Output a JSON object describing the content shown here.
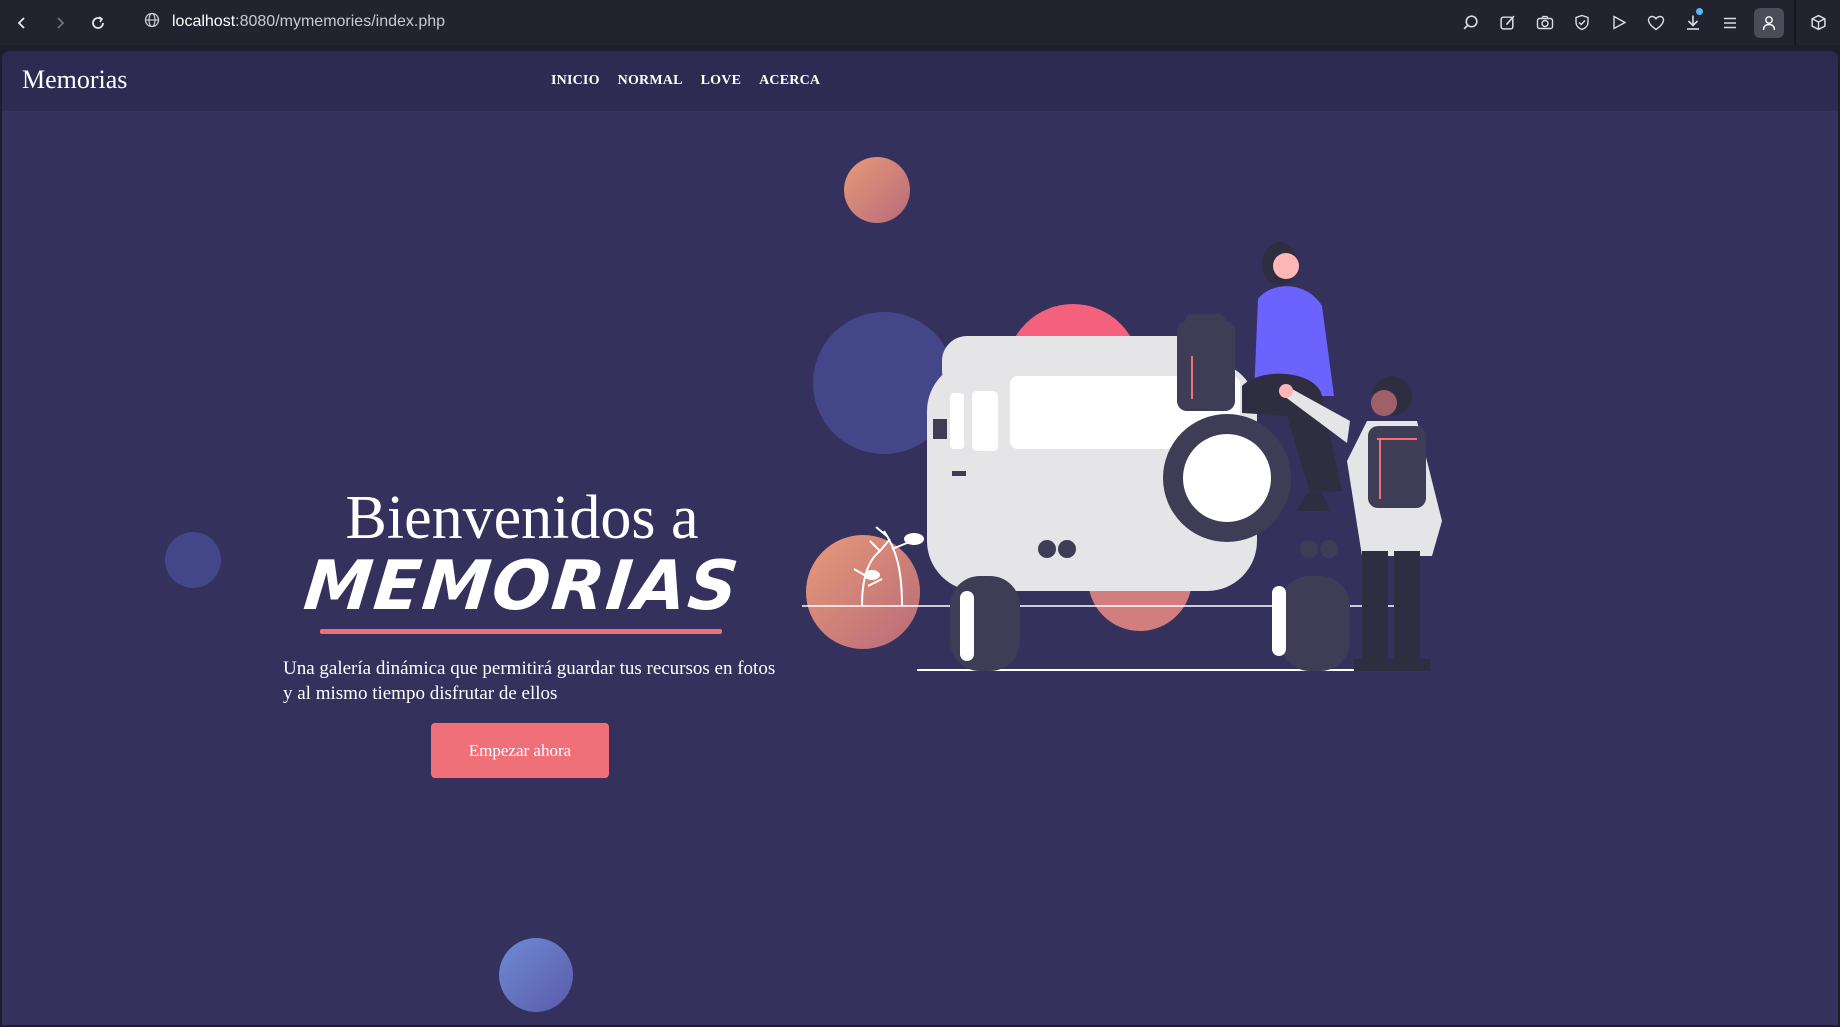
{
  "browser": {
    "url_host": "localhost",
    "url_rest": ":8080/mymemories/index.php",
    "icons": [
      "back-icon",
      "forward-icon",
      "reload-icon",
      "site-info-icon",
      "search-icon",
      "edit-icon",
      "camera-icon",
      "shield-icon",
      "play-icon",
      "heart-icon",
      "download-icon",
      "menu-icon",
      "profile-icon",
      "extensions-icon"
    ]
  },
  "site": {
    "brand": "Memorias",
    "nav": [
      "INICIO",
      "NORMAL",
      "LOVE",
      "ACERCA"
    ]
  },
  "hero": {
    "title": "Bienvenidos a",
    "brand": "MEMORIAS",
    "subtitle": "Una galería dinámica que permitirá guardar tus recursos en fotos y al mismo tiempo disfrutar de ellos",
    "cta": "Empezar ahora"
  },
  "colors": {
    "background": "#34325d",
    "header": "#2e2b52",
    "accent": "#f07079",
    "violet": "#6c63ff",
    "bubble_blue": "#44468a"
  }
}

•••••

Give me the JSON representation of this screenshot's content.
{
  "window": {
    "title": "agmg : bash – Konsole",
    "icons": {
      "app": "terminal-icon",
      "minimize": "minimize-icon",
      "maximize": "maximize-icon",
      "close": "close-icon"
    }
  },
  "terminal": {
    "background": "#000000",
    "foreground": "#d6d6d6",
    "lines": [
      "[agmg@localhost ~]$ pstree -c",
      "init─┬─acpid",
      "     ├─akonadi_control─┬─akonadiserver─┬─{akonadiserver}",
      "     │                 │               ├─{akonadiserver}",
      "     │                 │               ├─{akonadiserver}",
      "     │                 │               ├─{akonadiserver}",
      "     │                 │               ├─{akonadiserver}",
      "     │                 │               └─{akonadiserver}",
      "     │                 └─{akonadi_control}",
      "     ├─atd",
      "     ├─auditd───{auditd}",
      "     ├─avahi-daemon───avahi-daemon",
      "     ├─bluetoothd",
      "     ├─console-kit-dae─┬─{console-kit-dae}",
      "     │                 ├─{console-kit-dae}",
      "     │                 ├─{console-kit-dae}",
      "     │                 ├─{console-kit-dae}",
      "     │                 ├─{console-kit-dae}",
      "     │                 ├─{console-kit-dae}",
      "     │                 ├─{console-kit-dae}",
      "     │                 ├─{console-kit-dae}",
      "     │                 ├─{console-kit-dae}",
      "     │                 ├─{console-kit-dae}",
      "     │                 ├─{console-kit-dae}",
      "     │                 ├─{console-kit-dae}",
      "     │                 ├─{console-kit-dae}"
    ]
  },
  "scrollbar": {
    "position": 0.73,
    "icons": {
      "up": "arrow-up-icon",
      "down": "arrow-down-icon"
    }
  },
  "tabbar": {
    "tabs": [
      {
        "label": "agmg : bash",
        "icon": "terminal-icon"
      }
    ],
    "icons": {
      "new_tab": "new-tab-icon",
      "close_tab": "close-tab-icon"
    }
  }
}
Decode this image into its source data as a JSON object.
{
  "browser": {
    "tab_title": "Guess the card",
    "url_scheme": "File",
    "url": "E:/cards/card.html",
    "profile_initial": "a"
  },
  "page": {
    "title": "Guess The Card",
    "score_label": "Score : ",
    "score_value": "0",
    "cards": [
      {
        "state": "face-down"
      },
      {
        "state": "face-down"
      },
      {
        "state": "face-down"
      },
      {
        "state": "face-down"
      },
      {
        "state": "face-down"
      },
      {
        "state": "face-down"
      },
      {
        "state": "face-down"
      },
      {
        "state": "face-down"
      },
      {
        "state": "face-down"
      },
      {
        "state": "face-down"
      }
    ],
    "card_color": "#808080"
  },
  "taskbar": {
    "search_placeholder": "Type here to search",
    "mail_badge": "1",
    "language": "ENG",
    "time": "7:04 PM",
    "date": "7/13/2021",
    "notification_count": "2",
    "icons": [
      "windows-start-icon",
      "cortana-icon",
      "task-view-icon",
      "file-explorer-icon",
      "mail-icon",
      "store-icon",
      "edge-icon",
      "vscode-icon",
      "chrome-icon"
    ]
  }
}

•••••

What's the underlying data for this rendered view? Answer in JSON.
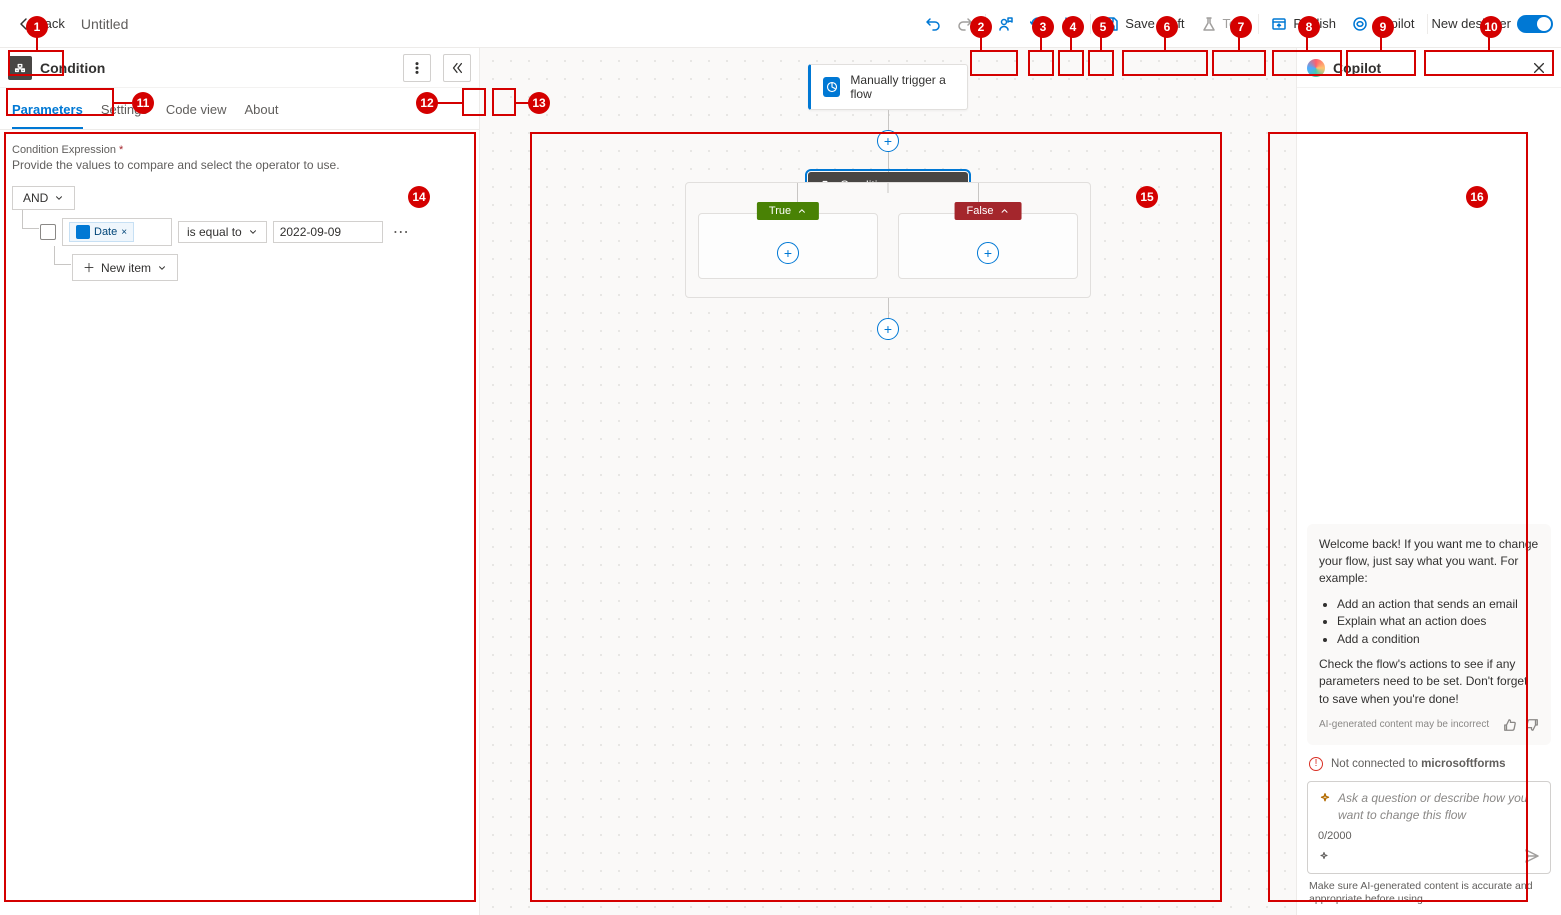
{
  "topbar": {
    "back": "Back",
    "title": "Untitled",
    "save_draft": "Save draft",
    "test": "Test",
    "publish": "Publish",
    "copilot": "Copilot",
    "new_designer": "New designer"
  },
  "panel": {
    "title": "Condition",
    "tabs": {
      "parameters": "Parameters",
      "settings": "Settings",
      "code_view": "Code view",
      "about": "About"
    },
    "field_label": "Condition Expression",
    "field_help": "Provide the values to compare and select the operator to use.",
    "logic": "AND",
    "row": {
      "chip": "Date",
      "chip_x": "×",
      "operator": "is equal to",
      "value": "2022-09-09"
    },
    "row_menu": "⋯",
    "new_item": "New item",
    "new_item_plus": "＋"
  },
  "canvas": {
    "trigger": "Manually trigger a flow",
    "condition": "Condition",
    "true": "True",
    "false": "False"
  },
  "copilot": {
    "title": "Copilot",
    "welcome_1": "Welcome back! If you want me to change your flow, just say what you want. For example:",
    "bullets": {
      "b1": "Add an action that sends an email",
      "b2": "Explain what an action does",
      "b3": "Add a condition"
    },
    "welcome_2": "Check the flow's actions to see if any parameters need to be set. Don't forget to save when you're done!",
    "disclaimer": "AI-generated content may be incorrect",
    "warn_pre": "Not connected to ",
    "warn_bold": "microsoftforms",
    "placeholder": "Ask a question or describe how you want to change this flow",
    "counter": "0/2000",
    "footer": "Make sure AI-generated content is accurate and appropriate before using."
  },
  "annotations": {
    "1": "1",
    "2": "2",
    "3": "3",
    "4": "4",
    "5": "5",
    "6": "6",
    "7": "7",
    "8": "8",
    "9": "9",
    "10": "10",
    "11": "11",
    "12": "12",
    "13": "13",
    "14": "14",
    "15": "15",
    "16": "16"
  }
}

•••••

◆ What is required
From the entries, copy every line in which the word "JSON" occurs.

◆ Result of the task
Output a JSON object describing the content shown here.
Give me the JSON representation of this screenshot's content.
Decode this image into its source data as a JSON object.
What's the underlying data for this rendered view? Answer in JSON.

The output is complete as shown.